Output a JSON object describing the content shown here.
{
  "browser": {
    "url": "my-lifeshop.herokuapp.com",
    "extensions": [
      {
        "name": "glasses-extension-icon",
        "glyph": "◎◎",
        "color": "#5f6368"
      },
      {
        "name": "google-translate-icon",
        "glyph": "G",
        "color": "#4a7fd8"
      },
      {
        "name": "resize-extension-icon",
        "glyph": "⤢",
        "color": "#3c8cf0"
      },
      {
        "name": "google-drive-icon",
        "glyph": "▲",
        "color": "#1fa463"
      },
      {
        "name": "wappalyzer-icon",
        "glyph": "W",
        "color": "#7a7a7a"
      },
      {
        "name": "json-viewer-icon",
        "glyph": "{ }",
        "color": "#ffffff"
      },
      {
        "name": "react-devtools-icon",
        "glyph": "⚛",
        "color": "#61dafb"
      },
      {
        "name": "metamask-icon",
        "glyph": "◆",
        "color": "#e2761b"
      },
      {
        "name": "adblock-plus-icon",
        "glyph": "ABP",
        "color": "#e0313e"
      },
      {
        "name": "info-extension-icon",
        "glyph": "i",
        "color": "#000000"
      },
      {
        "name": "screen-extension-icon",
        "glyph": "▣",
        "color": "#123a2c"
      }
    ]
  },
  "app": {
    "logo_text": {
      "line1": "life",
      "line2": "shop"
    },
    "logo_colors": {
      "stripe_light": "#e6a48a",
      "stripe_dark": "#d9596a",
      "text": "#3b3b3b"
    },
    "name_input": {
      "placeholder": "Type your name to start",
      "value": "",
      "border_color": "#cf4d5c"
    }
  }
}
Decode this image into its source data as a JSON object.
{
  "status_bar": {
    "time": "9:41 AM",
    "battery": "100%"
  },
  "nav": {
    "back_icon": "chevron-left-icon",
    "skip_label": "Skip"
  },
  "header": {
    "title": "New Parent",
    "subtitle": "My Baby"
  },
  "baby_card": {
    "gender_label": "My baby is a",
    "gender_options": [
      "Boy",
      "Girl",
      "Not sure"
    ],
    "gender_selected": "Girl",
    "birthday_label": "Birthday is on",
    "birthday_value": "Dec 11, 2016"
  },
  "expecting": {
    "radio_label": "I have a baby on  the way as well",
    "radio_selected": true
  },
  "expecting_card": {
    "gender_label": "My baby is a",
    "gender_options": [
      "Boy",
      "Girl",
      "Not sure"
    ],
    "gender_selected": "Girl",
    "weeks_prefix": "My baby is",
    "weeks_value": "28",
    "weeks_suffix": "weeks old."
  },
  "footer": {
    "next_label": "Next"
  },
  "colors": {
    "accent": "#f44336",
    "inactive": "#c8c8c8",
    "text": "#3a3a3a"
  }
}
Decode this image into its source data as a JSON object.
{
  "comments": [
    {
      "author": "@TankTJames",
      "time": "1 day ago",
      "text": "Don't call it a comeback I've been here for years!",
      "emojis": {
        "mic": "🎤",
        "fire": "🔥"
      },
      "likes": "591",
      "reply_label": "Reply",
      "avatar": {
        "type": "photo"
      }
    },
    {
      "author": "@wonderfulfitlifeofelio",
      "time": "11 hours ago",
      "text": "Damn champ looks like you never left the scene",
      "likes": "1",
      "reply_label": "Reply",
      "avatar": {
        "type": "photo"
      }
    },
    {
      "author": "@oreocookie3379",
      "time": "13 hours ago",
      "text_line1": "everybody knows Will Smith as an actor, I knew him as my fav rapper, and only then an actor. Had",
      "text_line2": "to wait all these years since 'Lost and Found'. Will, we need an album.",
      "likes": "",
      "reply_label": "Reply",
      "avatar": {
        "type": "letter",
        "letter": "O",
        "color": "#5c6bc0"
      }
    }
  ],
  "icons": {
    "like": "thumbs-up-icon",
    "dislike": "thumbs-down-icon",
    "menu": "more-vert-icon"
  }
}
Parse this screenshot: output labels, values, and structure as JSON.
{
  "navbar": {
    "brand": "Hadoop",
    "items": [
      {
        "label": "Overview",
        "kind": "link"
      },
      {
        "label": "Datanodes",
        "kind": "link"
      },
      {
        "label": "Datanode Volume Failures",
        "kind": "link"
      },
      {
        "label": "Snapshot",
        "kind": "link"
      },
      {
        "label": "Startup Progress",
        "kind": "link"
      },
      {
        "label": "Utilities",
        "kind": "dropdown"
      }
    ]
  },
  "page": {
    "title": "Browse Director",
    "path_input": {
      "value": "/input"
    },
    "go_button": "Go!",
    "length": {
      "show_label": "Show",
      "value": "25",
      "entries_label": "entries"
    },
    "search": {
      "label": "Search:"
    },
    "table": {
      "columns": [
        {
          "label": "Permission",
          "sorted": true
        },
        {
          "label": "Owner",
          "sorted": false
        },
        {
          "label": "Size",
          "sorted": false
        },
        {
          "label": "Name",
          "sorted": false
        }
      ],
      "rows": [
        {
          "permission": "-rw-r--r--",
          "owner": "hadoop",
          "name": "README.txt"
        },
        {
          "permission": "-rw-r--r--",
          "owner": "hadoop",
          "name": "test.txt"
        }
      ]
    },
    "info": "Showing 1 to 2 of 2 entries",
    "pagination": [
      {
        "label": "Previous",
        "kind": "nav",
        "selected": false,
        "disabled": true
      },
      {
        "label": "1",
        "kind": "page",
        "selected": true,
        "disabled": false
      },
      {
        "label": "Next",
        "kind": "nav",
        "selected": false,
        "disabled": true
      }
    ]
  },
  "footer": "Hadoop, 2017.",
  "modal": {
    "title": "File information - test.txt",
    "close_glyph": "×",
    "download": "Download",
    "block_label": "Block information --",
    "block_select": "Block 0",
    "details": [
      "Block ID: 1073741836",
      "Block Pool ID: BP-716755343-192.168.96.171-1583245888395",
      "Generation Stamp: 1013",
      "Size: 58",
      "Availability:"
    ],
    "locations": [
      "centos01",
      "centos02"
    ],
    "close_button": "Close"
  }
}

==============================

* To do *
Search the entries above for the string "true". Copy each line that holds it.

* Output for this task *
    "radio_selected": true
          "sorted": true
        "disabled": true
        "selected": true,
        "disabled": true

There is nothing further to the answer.